Dr. Hickson published in 2014 a Festschrift, a collection of some thirty essays written by thoughtful authors in honor of her husband upon his 70th birthday, which is entitled A Catholic Witness in Our Time.

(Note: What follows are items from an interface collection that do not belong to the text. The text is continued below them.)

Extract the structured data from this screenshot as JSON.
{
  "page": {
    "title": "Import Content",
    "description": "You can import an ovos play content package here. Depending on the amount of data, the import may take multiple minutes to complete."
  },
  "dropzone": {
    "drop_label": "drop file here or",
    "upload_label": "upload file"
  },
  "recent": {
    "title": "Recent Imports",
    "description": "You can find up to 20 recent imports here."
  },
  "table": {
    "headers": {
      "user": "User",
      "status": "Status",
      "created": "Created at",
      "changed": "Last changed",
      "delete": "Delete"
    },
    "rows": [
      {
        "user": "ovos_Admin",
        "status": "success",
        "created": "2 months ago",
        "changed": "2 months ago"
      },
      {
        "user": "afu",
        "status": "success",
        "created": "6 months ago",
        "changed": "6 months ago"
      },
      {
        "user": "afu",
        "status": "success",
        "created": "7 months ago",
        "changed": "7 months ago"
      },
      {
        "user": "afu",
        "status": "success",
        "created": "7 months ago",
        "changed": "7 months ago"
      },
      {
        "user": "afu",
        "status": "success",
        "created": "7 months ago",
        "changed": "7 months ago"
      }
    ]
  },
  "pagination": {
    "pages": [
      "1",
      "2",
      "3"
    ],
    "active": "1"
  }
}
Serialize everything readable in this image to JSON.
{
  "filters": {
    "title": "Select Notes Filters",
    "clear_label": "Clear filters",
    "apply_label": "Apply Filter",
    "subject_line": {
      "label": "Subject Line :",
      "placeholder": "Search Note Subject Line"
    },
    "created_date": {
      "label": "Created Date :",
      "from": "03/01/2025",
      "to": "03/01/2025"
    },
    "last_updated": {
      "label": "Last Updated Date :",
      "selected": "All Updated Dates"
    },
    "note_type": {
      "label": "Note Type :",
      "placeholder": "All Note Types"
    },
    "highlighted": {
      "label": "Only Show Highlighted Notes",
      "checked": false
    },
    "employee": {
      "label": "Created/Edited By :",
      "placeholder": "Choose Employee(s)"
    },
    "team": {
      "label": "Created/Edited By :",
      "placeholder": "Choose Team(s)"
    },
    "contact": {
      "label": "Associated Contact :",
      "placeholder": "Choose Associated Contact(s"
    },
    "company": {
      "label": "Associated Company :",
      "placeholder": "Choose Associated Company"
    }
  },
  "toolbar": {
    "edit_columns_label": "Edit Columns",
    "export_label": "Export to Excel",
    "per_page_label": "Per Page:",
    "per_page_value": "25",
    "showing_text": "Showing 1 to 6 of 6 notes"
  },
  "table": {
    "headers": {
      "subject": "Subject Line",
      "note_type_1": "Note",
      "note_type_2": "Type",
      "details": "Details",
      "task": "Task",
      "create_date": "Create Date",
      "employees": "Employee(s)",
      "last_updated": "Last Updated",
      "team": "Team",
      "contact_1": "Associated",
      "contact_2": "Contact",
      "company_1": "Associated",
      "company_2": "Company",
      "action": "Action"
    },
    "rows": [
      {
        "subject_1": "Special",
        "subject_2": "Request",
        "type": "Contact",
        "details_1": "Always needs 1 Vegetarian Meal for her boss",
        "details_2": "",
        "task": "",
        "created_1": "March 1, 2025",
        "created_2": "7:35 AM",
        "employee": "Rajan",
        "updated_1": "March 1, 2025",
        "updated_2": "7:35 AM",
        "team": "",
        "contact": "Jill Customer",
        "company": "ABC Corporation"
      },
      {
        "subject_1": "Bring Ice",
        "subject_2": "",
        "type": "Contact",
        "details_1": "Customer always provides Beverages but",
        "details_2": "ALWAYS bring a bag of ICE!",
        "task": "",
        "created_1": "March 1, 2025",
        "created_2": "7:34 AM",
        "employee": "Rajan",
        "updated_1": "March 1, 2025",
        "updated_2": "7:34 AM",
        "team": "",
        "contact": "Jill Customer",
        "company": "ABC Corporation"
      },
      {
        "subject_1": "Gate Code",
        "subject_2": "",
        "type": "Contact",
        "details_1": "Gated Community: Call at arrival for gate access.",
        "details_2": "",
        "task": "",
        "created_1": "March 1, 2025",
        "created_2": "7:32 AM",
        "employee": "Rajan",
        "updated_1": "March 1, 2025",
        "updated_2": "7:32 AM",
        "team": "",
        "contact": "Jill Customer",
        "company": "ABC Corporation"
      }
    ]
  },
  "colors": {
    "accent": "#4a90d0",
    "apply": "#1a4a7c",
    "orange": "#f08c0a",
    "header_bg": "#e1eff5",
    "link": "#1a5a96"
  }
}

Hickson has closely followed the papacy of Pope Francis and the developments in the Catholic Church in Germany, and she has been writing articles on religion and politics for U.S. and European publications and websites such as LifeSiteNews, OnePeterFive, The Wanderer, Rorate Caeli,, Catholic Family News, Christian Order, Notizie Pro-Vita, Corrispondenza Romana,, Der Dreizehnte,  Zeit-Fragen, and Westfalen-Blatt.